PROMPT
Report every line in the listing below where the string "text" shows up.
------------------------------------------------------------
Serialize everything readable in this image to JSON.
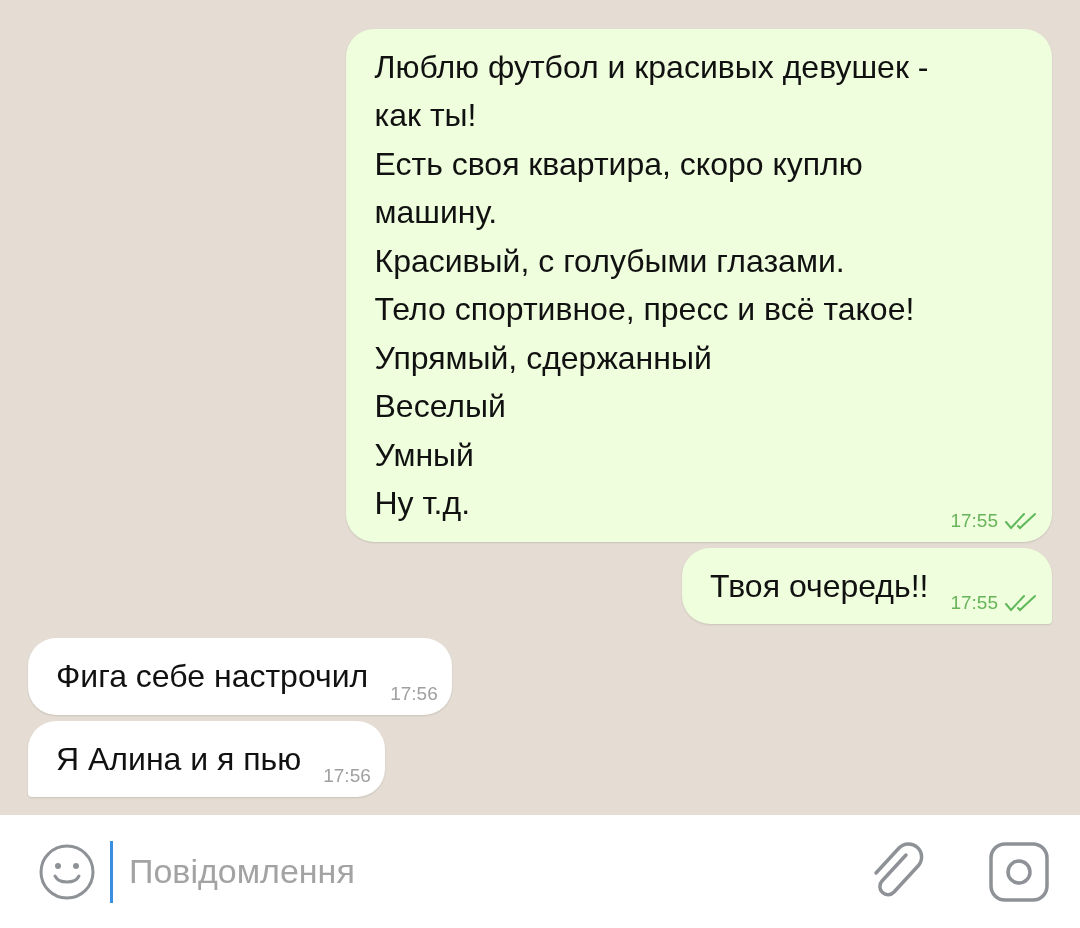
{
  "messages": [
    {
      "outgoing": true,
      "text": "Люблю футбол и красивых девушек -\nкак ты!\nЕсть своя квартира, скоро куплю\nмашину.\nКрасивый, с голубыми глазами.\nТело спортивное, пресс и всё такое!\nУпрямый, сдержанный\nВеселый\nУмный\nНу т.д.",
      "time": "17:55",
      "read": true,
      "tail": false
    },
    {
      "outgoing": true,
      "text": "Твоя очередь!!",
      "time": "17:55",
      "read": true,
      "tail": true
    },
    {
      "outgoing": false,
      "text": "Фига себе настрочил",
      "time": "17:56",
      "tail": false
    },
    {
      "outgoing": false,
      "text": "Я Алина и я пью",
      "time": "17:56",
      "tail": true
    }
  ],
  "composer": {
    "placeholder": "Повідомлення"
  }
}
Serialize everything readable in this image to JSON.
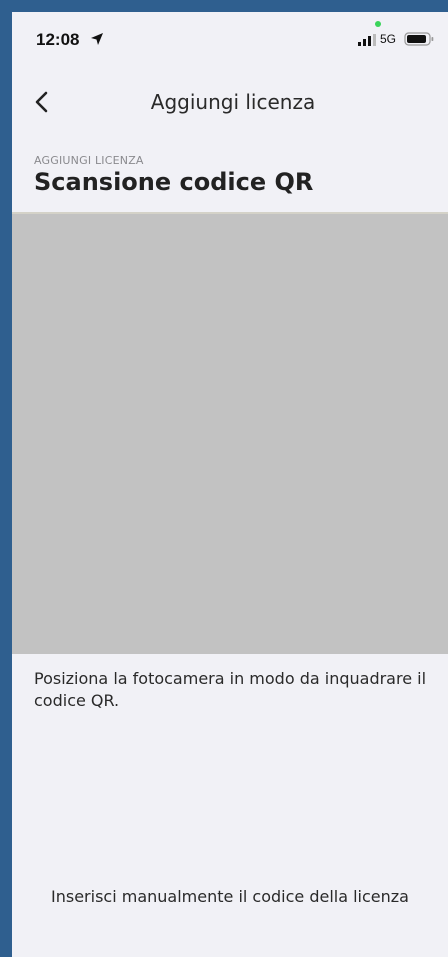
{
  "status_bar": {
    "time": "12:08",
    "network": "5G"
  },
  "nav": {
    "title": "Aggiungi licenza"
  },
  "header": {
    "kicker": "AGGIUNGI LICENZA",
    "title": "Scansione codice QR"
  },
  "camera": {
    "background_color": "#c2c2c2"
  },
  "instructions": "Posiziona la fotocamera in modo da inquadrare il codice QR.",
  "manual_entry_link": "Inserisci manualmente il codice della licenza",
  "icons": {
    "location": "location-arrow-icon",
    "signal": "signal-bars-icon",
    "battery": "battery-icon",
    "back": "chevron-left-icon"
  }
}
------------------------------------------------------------
RESPONSE TO THIS TASK
      "text": "Люблю футбол и красивых девушек -\nкак ты!\nЕсть своя квартира, скоро куплю\nмашину.\nКрасивый, с голубыми глазами.\nТело спортивное, пресс и всё такое!\nУпрямый, сдержанный\nВеселый\nУмный\nНу т.д.",
      "text": "Твоя очередь!!",
      "text": "Фига себе настрочил",
      "text": "Я Алина и я пью",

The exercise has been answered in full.